Anyway. Where schedule slippage tends to happen is when there are a lot of future work items that need to happen that have an uncertain amount of time to them. If I estimate wrong on some or all of them, or I don’t budget in enough extra time for whatever unseen things come up, then we get slippage. When there are a fewer number of things, and/or those things are very familiar activities that don’t cause strange and new risk (aka, making more apartments to explore doesn’t somehow cause the schedule to slip — but adding a new game mechanic can, because it can introduce new bugs and so forth).
Right now we’re getting down to the point where there are a few things that are still uncertain enough that they might blow up on me, but there is a HUGE buffer time this time around. I’m not pushing back by a day or two this time (after doing that repeatedly). I’m pushing back by half a month. I mean business this time, schedule!
And then beyond that there is a fair list of “nice to haves” that we can focus on in the extra time IF there is any. During that time we can have people testing, twitch and youtube people streaming it, and put out any fires that crop up. OR if the earlier stuff slips, then that time disappears but the release date hopefully doesn’t slip. That’s the plan, anyway.

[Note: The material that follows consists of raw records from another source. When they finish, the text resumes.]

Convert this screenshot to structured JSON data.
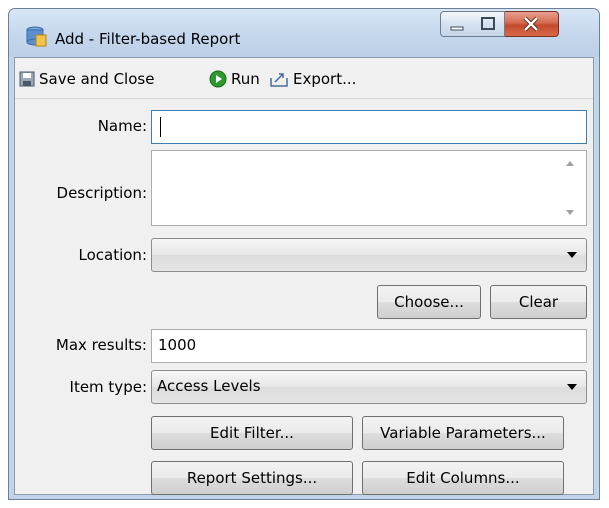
{
  "window": {
    "title": "Add - Filter-based Report"
  },
  "toolbar": {
    "save_label": "Save and Close",
    "run_label": "Run",
    "export_label": "Export..."
  },
  "form": {
    "name_label": "Name:",
    "name_value": "",
    "description_label": "Description:",
    "description_value": "",
    "location_label": "Location:",
    "location_value": "",
    "choose_label": "Choose...",
    "clear_label": "Clear",
    "max_results_label": "Max results:",
    "max_results_value": "1000",
    "item_type_label": "Item type:",
    "item_type_value": "Access Levels"
  },
  "buttons": {
    "edit_filter": "Edit Filter...",
    "variable_parameters": "Variable Parameters...",
    "report_settings": "Report Settings...",
    "edit_columns": "Edit Columns..."
  },
  "colors": {
    "close_button": "#c44a2e",
    "run_icon": "#2e9a2e",
    "title_bar": "#c3d6ec"
  }
}
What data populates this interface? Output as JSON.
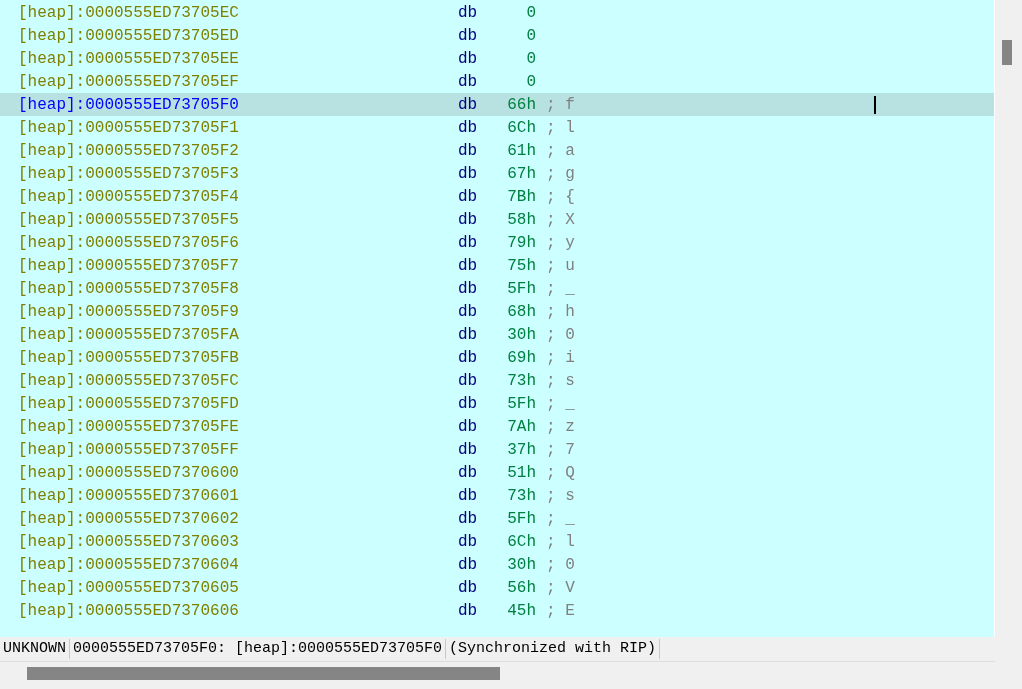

The Current Project Plan
So here’s what’s going down at the moment:
- I’m working on a few last things with doors, and then a few other bugs.
- I have to finish the procedural assembly of levels sufficiently for it to use the new content.
- Blue and others are working on finishing furnishing their existing level pieces.
- I have more robots to get in place, including father brain.
- The voice acting needs to be put in place for the robots, and more needs to be recorded for some of the new robots.
- There are some secondary mechanics (fuse boxes, fire alarms) that I want to get in place, but it’s not dire. Also elevators that… well, that’s a surprise actually.
- I want to get more testers in place starting sometime next week so that we can continue to find whatever bugs exist BEFORE we go into early access.
- Oh, I need to make a new trailer and screenshots and all that jazz, and update the description stuff for the game.
That’s all the stuff that HAS to happen. Beyond that we should hopefully be able to add more content of various sorts while press and streamers and youtubers are checking it out. The goal is for that to lead to a smooth launch that then transitions into folks new to Arcen being amazed at how fast we add new content.
Used to waiting weeks or months for major content updates? Heck, we do that sort of thing every 2-3 days most of the time.
But if things aren’t tidy enough at launch, then we can’t really do that at the same time we’re putting out a bunch of unexpected fires. Let’s put out any fires first. ;)
Okay, that’s enough rambling, but I figured you folks deserved a reasonably full explanation. I think that there was more I wanted to say, but I can’t remember what it is.
I guess one more thing. I’ve been incredibly stressed and that’s a whole story in itself, but my son made me a little thing to keep with me today to make me less stressed. I just thought it was too cool not to share, sorry for being a geeky dad at this point.
It’s the anti-worry tongue. He’s six, so I have no idea why exactly it’s a tongue. But he was drawing monsters and I think giving me the tongue of one was some sort of ward? I didn’t get a chance to really fully ask, as he surprised me with it. I’m not sure if it’s the a-w tongue or the new release date, but my stress is down a bit today compared to the last few days, at least. ;)